- Highlights exclusion zones, areas of concern, war, embargo and sea mines
- Shows reporting zones and what to do if a ship enters such an area
- Provides definitions of illegal activities such as piracy, terrorism, illegal fishing etc.
- Contains localised advice for crews in the event of a threat, breach or attack
- Includes an incident report form to allow crews to report threats or attacks and ensure a continuous cycle of sharing information
- Shows secure anchorage areas
- Defines reporting procedures and contact numbers/email addresses to Information Sharing Centres and help lines
- Security information by region is in one easy to-use chart which is straightforward to understand as it displays well-known ADMIRALTY symbology
The complete range of ADMIRALTY Maritime Security Charts has been developed to enable mariners to carry out safe passage-planning in waters with identified security risks.
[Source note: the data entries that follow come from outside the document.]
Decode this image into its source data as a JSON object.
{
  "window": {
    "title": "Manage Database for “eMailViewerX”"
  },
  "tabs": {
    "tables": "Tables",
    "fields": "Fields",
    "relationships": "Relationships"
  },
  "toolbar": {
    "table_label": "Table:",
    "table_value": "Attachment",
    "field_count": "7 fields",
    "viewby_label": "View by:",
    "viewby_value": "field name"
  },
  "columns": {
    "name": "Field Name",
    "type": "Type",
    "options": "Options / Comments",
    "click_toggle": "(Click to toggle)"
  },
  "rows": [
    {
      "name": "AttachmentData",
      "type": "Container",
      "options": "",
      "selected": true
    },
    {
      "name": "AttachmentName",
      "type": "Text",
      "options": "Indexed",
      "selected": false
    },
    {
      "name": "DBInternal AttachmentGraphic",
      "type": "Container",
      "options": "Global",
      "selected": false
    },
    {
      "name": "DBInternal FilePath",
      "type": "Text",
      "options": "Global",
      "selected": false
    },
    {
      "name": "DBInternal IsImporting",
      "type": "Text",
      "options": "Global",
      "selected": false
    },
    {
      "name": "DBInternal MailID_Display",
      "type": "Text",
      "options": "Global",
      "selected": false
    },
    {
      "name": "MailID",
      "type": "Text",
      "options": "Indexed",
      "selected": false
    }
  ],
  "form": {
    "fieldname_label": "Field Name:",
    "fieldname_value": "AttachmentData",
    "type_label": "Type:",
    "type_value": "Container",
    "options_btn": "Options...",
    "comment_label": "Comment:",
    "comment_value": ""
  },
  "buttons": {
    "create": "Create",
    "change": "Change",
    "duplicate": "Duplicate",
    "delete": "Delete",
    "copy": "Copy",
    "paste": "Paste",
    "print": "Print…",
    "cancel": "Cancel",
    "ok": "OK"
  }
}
The ‘Q’ range includes:
Red Sea, Gulf of Aden and Arabian Sea (Chart number Q6099)
Mediterranean Sea (Chart number Q6110)
Persian Gulf and Arabian Sea (Chart number Q6111)
Karachi to Hong Kong (Chart number Q6112)
Andaman Islands to the Torres Strait, including Indonesia (Chart number Q6113)
West Africa including Gulf of Guinea (Chart number Q6114)